▶ Data for this task
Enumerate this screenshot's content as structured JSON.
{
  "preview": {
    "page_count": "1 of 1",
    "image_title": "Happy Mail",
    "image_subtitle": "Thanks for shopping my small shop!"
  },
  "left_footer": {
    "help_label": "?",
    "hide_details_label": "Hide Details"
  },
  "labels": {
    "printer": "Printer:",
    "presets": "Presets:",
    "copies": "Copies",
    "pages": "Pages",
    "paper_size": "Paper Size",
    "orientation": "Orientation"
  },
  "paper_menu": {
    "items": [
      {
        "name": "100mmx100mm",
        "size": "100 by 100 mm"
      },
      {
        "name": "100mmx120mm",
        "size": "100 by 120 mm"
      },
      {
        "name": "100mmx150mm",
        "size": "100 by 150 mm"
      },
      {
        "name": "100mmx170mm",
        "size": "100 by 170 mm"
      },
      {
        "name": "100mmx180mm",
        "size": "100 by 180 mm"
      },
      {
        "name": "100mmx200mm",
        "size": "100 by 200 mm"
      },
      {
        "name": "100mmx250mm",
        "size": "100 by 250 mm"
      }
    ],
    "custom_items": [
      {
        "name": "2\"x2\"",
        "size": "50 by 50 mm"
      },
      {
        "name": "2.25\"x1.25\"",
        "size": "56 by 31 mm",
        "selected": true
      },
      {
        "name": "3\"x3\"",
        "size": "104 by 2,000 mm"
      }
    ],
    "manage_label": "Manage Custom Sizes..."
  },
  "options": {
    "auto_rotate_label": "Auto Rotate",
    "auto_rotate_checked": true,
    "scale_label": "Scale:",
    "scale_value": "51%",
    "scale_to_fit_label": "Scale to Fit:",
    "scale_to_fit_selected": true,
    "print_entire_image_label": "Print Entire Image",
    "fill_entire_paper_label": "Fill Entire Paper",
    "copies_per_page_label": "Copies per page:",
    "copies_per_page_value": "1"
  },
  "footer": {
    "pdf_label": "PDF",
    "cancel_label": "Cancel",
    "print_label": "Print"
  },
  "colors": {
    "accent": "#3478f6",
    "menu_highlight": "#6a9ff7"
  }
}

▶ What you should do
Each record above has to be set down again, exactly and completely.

▶ Output for this task
Enumerate this screenshot's content as structured JSON.
{
  "preview": {
    "page_count": "1 of 1",
    "image_title": "Happy Mail",
    "image_subtitle": "Thanks for shopping my small shop!"
  },
  "left_footer": {
    "help_label": "?",
    "hide_details_label": "Hide Details"
  },
  "labels": {
    "printer": "Printer:",
    "presets": "Presets:",
    "copies": "Copies",
    "pages": "Pages",
    "paper_size": "Paper Size",
    "orientation": "Orientation"
  },
  "paper_menu": {
    "items": [
      {
        "name": "100mmx100mm",
        "size": "100 by 100 mm"
      },
      {
        "name": "100mmx120mm",
        "size": "100 by 120 mm"
      },
      {
        "name": "100mmx150mm",
        "size": "100 by 150 mm"
      },
      {
        "name": "100mmx170mm",
        "size": "100 by 170 mm"
      },
      {
        "name": "100mmx180mm",
        "size": "100 by 180 mm"
      },
      {
        "name": "100mmx200mm",
        "size": "100 by 200 mm"
      },
      {
        "name": "100mmx250mm",
        "size": "100 by 250 mm"
      }
    ],
    "custom_items": [
      {
        "name": "2\"x2\"",
        "size": "50 by 50 mm"
      },
      {
        "name": "2.25\"x1.25\"",
        "size": "56 by 31 mm",
        "selected": true
      },
      {
        "name": "3\"x3\"",
        "size": "104 by 2,000 mm"
      }
    ],
    "manage_label": "Manage Custom Sizes..."
  },
  "options": {
    "auto_rotate_label": "Auto Rotate",
    "auto_rotate_checked": true,
    "scale_label": "Scale:",
    "scale_value": "51%",
    "scale_to_fit_label": "Scale to Fit:",
    "scale_to_fit_selected": true,
    "print_entire_image_label": "Print Entire Image",
    "fill_entire_paper_label": "Fill Entire Paper",
    "copies_per_page_label": "Copies per page:",
    "copies_per_page_value": "1"
  },
  "footer": {
    "pdf_label": "PDF",
    "cancel_label": "Cancel",
    "print_label": "Print"
  },
  "colors": {
    "accent": "#3478f6",
    "menu_highlight": "#6a9ff7"
  }
}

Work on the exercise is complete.